┏━━

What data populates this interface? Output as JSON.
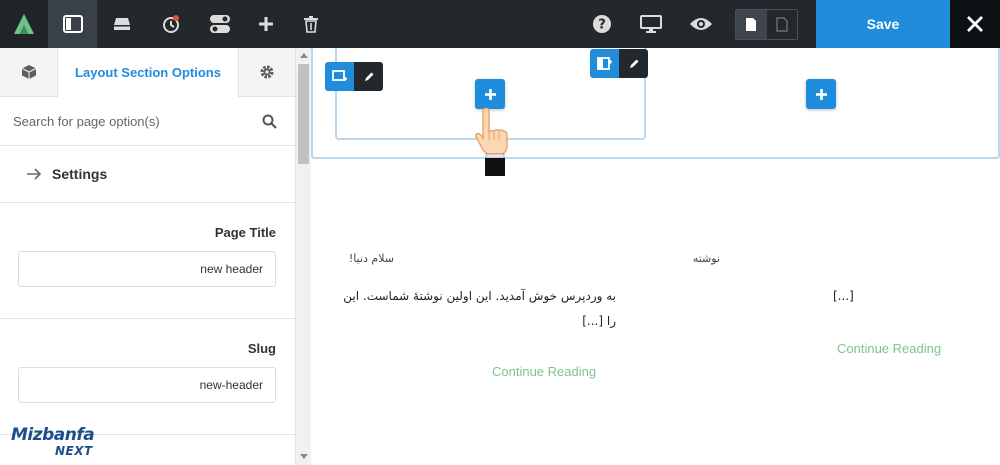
{
  "topbar": {
    "logo_icon": "brand-leaf-icon",
    "layout_icon": "layout-panel-icon",
    "icons": [
      "layout-panel-icon",
      "header-footer-icon",
      "history-icon",
      "toggle-switches-icon",
      "add-icon",
      "trash-icon",
      "help-icon",
      "desktop-preview-icon",
      "eye-preview-icon",
      "page-document-icon",
      "page-document-outline-icon",
      "close-icon"
    ],
    "save_label": "Save",
    "accent": "#1f8ddc"
  },
  "sidebar": {
    "active_tab_label": "Layout Section Options",
    "search_placeholder": "Search for page option(s)",
    "settings_label": "Settings",
    "fields": [
      {
        "label": "Page Title",
        "value": "new header"
      },
      {
        "label": "Slug",
        "value": "new-header"
      }
    ]
  },
  "watermark": {
    "line1": "Mizbanfa",
    "line2": "NEXT"
  },
  "canvas": {
    "posts": [
      {
        "title": "سلام دنیا!",
        "excerpt_line1": "به وردپرس خوش آمدید. این اولین نوشتهٔ شماست. این",
        "excerpt_line2": "را [...]",
        "continue_label": "Continue Reading"
      },
      {
        "title": "نوشته",
        "excerpt_line1": "[...]",
        "continue_label": "Continue Reading"
      }
    ],
    "link_color": "#7cc48c"
  }
}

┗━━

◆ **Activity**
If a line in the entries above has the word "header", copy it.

◆ **Solution for this problem**
      "header-footer-icon",
        "value": "new header"
        "value": "new-header"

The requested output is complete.